INPUT DATA:
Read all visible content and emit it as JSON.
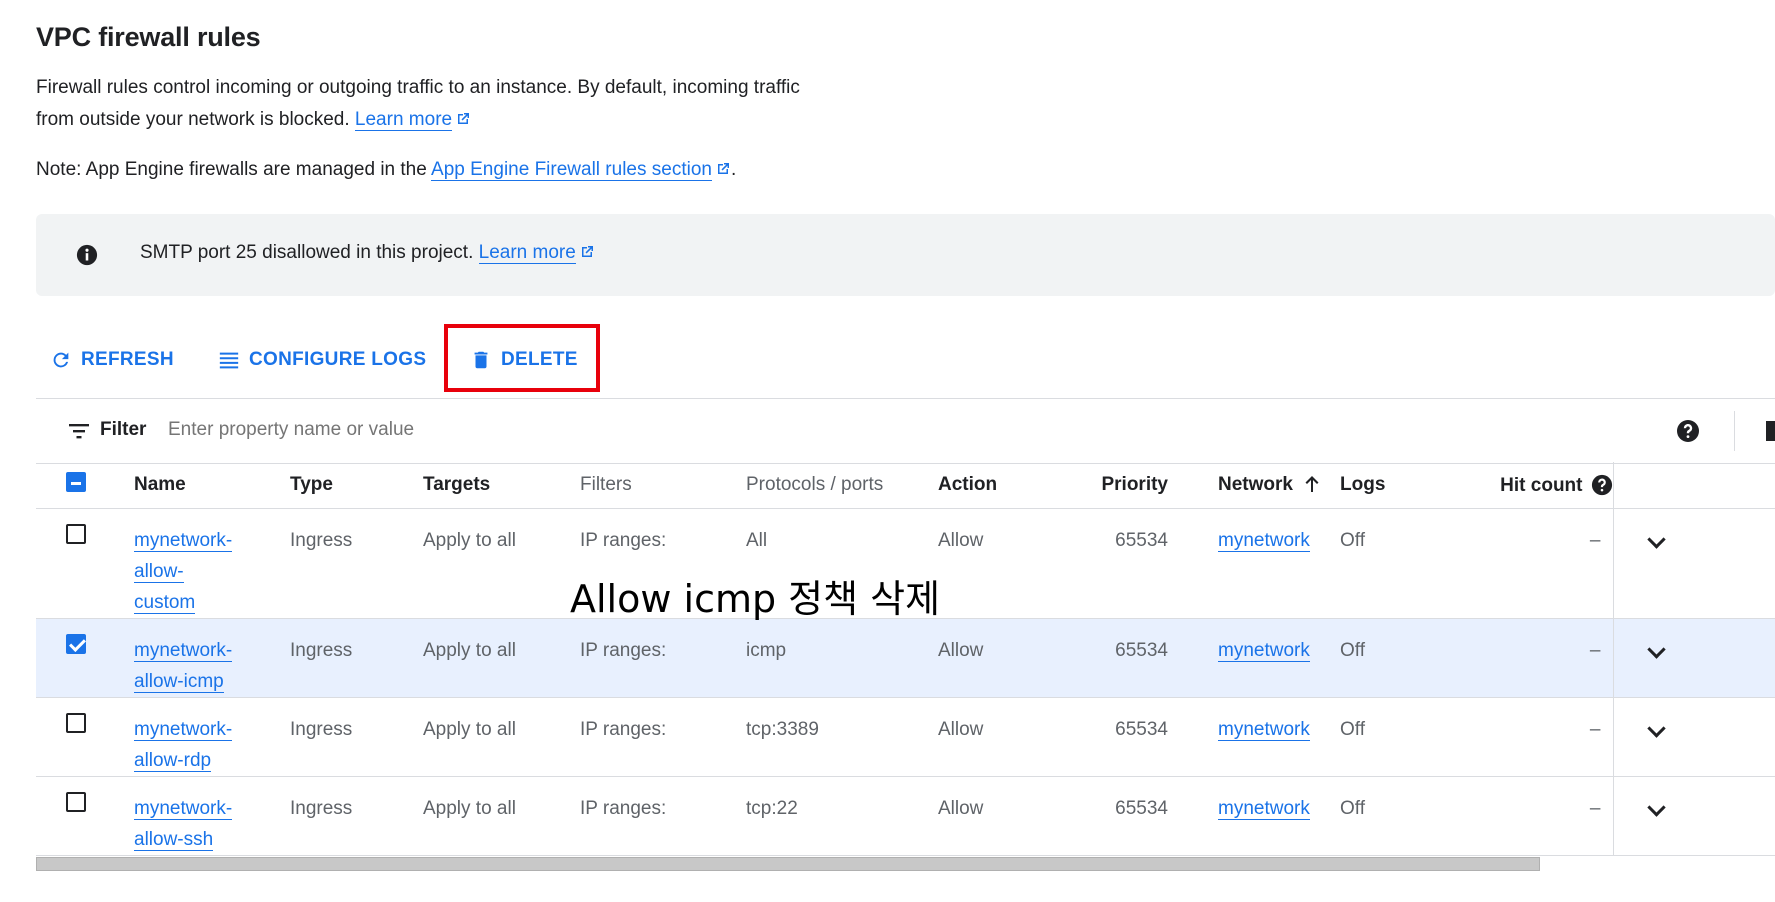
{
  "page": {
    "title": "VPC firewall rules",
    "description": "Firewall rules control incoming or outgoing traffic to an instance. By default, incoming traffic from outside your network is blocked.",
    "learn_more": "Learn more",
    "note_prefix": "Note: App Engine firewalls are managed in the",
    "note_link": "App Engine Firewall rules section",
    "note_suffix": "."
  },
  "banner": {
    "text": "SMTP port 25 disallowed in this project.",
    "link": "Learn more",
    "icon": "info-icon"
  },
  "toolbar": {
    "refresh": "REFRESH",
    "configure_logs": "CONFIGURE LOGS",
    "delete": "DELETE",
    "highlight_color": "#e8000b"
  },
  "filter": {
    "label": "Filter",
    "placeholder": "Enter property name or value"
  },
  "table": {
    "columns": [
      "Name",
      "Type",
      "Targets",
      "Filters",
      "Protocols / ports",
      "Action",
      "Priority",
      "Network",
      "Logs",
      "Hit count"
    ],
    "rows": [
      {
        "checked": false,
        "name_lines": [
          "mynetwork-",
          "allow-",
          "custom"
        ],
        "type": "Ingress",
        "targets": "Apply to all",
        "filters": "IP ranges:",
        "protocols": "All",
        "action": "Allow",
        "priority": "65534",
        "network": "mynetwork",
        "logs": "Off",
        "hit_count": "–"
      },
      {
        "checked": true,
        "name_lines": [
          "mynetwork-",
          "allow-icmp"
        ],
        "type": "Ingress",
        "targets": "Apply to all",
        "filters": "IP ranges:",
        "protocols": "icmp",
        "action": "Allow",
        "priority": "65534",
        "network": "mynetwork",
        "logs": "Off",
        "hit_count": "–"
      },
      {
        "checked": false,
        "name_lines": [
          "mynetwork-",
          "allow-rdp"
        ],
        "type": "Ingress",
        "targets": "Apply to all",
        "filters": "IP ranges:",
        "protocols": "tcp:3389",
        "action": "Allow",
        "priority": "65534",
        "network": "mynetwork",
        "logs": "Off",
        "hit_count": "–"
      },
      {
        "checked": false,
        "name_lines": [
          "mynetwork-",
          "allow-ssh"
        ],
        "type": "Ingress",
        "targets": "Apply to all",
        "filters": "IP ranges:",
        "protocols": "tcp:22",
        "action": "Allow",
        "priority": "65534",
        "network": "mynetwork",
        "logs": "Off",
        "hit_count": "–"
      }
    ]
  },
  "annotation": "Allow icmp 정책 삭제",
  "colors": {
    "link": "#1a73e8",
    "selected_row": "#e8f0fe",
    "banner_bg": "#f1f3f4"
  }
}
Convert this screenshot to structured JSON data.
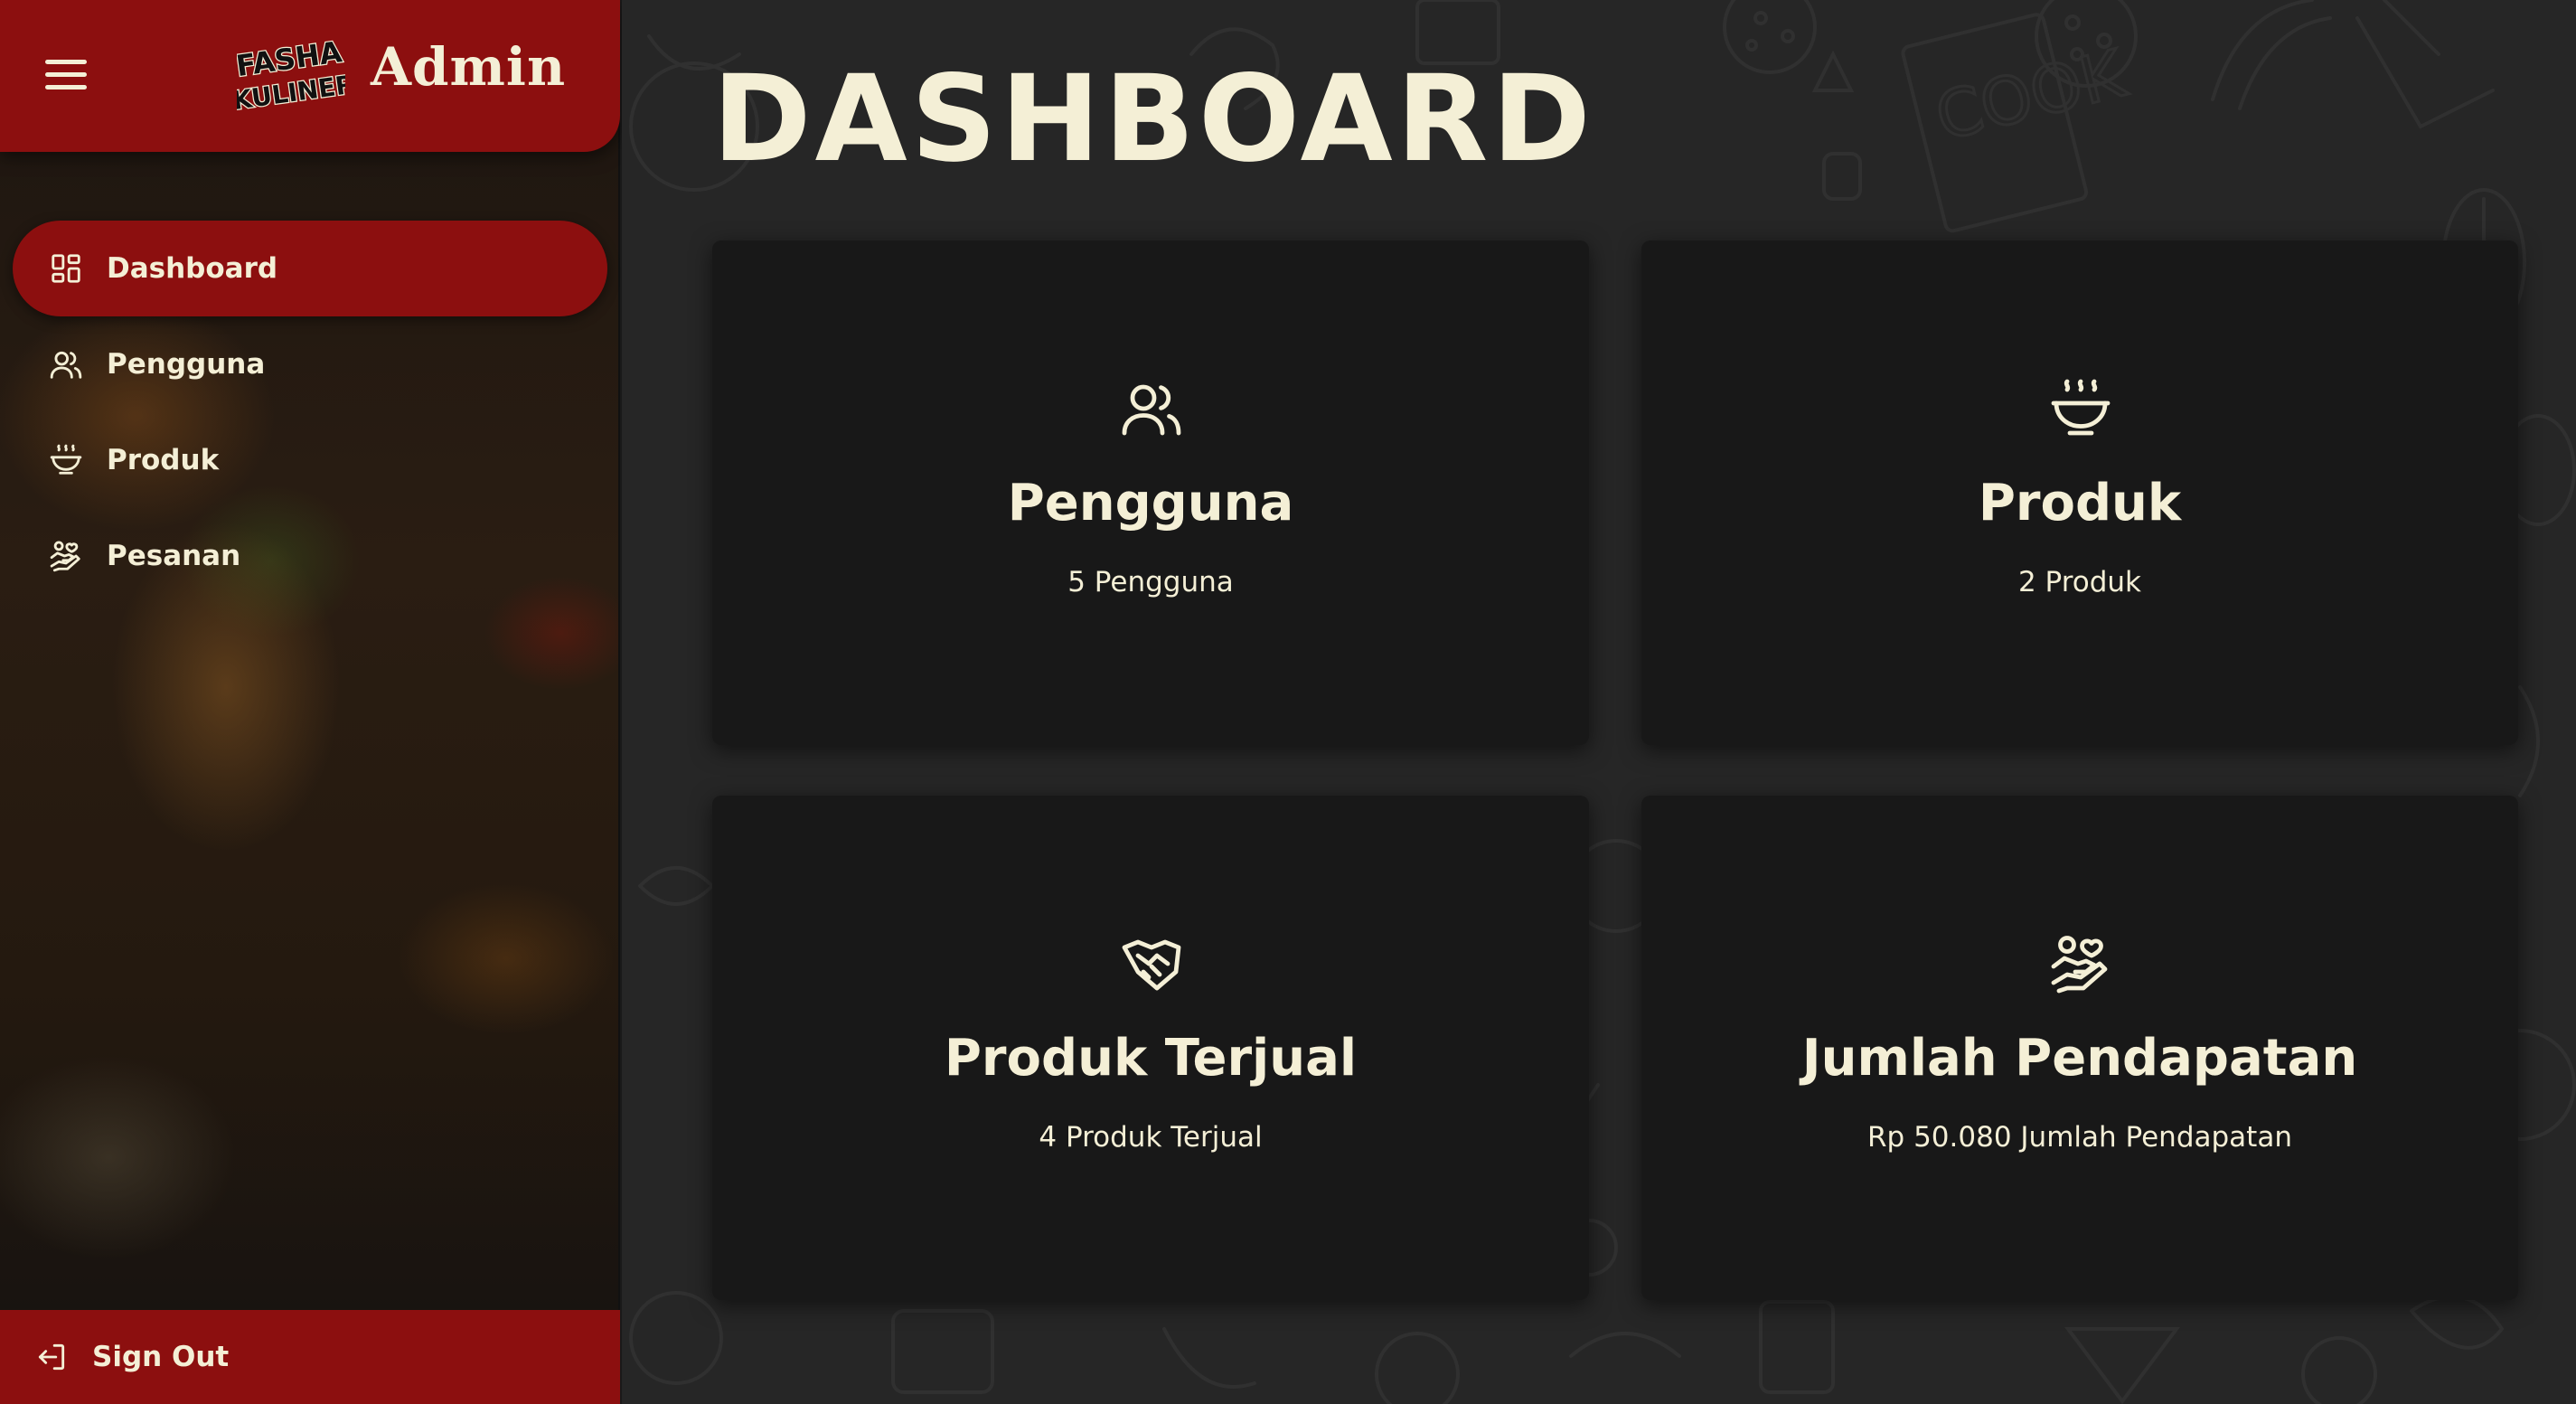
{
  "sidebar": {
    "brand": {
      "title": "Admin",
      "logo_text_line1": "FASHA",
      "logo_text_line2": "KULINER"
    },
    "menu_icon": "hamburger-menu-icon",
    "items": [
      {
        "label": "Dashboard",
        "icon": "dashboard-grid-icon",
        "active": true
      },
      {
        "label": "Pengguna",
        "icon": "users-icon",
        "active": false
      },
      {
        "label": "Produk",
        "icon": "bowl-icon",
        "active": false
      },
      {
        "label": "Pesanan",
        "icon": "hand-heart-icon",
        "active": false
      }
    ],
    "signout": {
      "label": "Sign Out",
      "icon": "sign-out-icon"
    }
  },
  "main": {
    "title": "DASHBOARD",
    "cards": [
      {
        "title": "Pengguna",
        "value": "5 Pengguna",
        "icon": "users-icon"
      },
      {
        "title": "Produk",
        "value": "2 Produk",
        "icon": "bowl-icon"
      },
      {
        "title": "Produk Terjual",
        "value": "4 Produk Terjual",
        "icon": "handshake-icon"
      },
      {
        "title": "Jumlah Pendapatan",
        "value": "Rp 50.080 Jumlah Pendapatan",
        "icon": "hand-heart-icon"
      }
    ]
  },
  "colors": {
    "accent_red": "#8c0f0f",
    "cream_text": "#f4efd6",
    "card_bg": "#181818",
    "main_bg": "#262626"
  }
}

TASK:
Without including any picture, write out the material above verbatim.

RESPONSE FOR THIS EXERCISE:
Read all visible content and emit it as JSON.
{
  "page": {
    "title": "VPC firewall rules",
    "description": "Firewall rules control incoming or outgoing traffic to an instance. By default, incoming traffic from outside your network is blocked.",
    "learn_more": "Learn more",
    "note_prefix": "Note: App Engine firewalls are managed in the",
    "note_link": "App Engine Firewall rules section",
    "note_suffix": "."
  },
  "banner": {
    "text": "SMTP port 25 disallowed in this project.",
    "link": "Learn more",
    "icon": "info-icon"
  },
  "toolbar": {
    "refresh": "REFRESH",
    "configure_logs": "CONFIGURE LOGS",
    "delete": "DELETE",
    "highlight_color": "#e8000b"
  },
  "filter": {
    "label": "Filter",
    "placeholder": "Enter property name or value"
  },
  "table": {
    "columns": [
      "Name",
      "Type",
      "Targets",
      "Filters",
      "Protocols / ports",
      "Action",
      "Priority",
      "Network",
      "Logs",
      "Hit count"
    ],
    "rows": [
      {
        "checked": false,
        "name_lines": [
          "mynetwork-",
          "allow-",
          "custom"
        ],
        "type": "Ingress",
        "targets": "Apply to all",
        "filters": "IP ranges:",
        "protocols": "All",
        "action": "Allow",
        "priority": "65534",
        "network": "mynetwork",
        "logs": "Off",
        "hit_count": "–"
      },
      {
        "checked": true,
        "name_lines": [
          "mynetwork-",
          "allow-icmp"
        ],
        "type": "Ingress",
        "targets": "Apply to all",
        "filters": "IP ranges:",
        "protocols": "icmp",
        "action": "Allow",
        "priority": "65534",
        "network": "mynetwork",
        "logs": "Off",
        "hit_count": "–"
      },
      {
        "checked": false,
        "name_lines": [
          "mynetwork-",
          "allow-rdp"
        ],
        "type": "Ingress",
        "targets": "Apply to all",
        "filters": "IP ranges:",
        "protocols": "tcp:3389",
        "action": "Allow",
        "priority": "65534",
        "network": "mynetwork",
        "logs": "Off",
        "hit_count": "–"
      },
      {
        "checked": false,
        "name_lines": [
          "mynetwork-",
          "allow-ssh"
        ],
        "type": "Ingress",
        "targets": "Apply to all",
        "filters": "IP ranges:",
        "protocols": "tcp:22",
        "action": "Allow",
        "priority": "65534",
        "network": "mynetwork",
        "logs": "Off",
        "hit_count": "–"
      }
    ]
  },
  "annotation": "Allow icmp 정책 삭제",
  "colors": {
    "link": "#1a73e8",
    "selected_row": "#e8f0fe",
    "banner_bg": "#f1f3f4"
  }
}
Convert this screenshot to structured JSON data.
{
  "sidebar": {
    "brand": {
      "title": "Admin",
      "logo_text_line1": "FASHA",
      "logo_text_line2": "KULINER"
    },
    "menu_icon": "hamburger-menu-icon",
    "items": [
      {
        "label": "Dashboard",
        "icon": "dashboard-grid-icon",
        "active": true
      },
      {
        "label": "Pengguna",
        "icon": "users-icon",
        "active": false
      },
      {
        "label": "Produk",
        "icon": "bowl-icon",
        "active": false
      },
      {
        "label": "Pesanan",
        "icon": "hand-heart-icon",
        "active": false
      }
    ],
    "signout": {
      "label": "Sign Out",
      "icon": "sign-out-icon"
    }
  },
  "main": {
    "title": "DASHBOARD",
    "cards": [
      {
        "title": "Pengguna",
        "value": "5 Pengguna",
        "icon": "users-icon"
      },
      {
        "title": "Produk",
        "value": "2 Produk",
        "icon": "bowl-icon"
      },
      {
        "title": "Produk Terjual",
        "value": "4 Produk Terjual",
        "icon": "handshake-icon"
      },
      {
        "title": "Jumlah Pendapatan",
        "value": "Rp 50.080 Jumlah Pendapatan",
        "icon": "hand-heart-icon"
      }
    ]
  },
  "colors": {
    "accent_red": "#8c0f0f",
    "cream_text": "#f4efd6",
    "card_bg": "#181818",
    "main_bg": "#262626"
  }
}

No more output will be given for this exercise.